If this is not possible the toilet and bathroom needs to be kept clean. You should consider drawing up a rota for using the facilities, and you should use them first.
Use separate towels from the other people
Don't use the kitchen while others are using it. And take your meals to your room to eat, if possible.
Use a dishwasher to wash the family's dishes, if you have one. Otherwise, wash them with usual washing up liquid and warm water and dry them thoroughly.
Don't share cutlery and utensils and use a separate tea towel for your own utensils.
Clean all surfaces including counters, table tops, doorknobs, bathroom fixtures, toilets, phones, keyboards, tablets and bedside tables. You can do this with your normal household products.
The Government acknowledges it will be extremely difficult for people to keep separate if they are sharing a home. But it asks you to do your very best to follow the guidance..
Everyone in the home should regularly wash their hands, avoid touching their face and regularly wash frequently touched surfaces.
What can I do to protect myself?
The usual advice applies: Wash your hands! Do it after you blow your nose, sneeze, cough, eat or handle food.
Don't touch your face.
Cover your mouth and face with a tissue when you cough or sneeze and put the tissues into the bin. Wash your hands straight afterwards.
Stay away from anyone with symptoms.
What happens if I have symptoms?
Fever, cough and shortness of breath or difficulty breathing are the main symptoms. If you develop them, call your GP, the HSE phoneline at 1850 24 1850. If you're seriously ill call 112 or 999. Don't visit GP, pharmacy or hospital unless you are told to do so.
Prepare a hospital bag. This should include your emergency contact, list of medications, information on planned care appointments and anything you need for an overnight stay. If you have an advanced care plan, that should also be included.
I live on my own, how will I get food and medicine without going out?
Obviously, you can get help from family, friends and neighbours who adhere to guidelines. Use online services if necessary.

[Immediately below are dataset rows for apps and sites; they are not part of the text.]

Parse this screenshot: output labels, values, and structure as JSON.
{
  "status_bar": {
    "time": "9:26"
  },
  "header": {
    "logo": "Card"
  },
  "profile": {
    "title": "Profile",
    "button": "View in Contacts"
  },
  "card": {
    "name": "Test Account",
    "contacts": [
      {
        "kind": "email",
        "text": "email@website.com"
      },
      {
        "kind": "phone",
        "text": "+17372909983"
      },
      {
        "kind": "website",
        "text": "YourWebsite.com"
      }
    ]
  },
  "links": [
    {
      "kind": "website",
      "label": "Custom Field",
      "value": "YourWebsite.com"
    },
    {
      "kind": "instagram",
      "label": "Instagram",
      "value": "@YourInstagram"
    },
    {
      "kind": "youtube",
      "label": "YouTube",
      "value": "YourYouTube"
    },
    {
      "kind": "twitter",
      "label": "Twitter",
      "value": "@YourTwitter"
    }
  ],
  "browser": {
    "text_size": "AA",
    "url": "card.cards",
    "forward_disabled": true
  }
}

But if none of these options are available, the Government says it is putting in place assistance through the local authorities, working with the voluntary sector to ensure you can have access to food, supplies and medicine.
It says each local authority will publish contact details.
Is there anyone I can call?
ALONE is providing a telephone support line seven days a week from 8am to 8pm at
This is for all older people and their families to contact if they would like any advice reassurance or additional support. Medically vulnerable people who are being advised to cocoon can also call this number.
You can also call the HSE phoneline at 1850241850 if you are worried about symptoms.
I have a medical appointment next week.. What will I do?
Seek access to medical assistance remotely - is the advice from the Government. Ring your GP, Consultant, hospital or clinic to get more information on your care.
I will find it very difficult not to have contact with the outside world. What can I do to protect my mental health?
The Government acknowledges these measures will contribute to increasing stress - for those with or without existing mental health needs.
If you are already receiving services for your mental health, you are advised to contact your keyworker or care coordinator or provider to review your plan. Pick up a phone and call a friend.
Call the Samaritans on 116 123
The Government advice recommends getting up and moving around as much as possible. - go into your garden if you have one but keep away from neighbours.
Spend time with the windows open - try to find a space to sit and get some natural sunlight.
Spend time with hobbies - read, cook or watch your favourite TV programme.
Try to eat healthily and try to avoid smoking, alchohol or drugs.
Try to stay in touch with friends and family over the phone or online and talk to them about how you're feeling.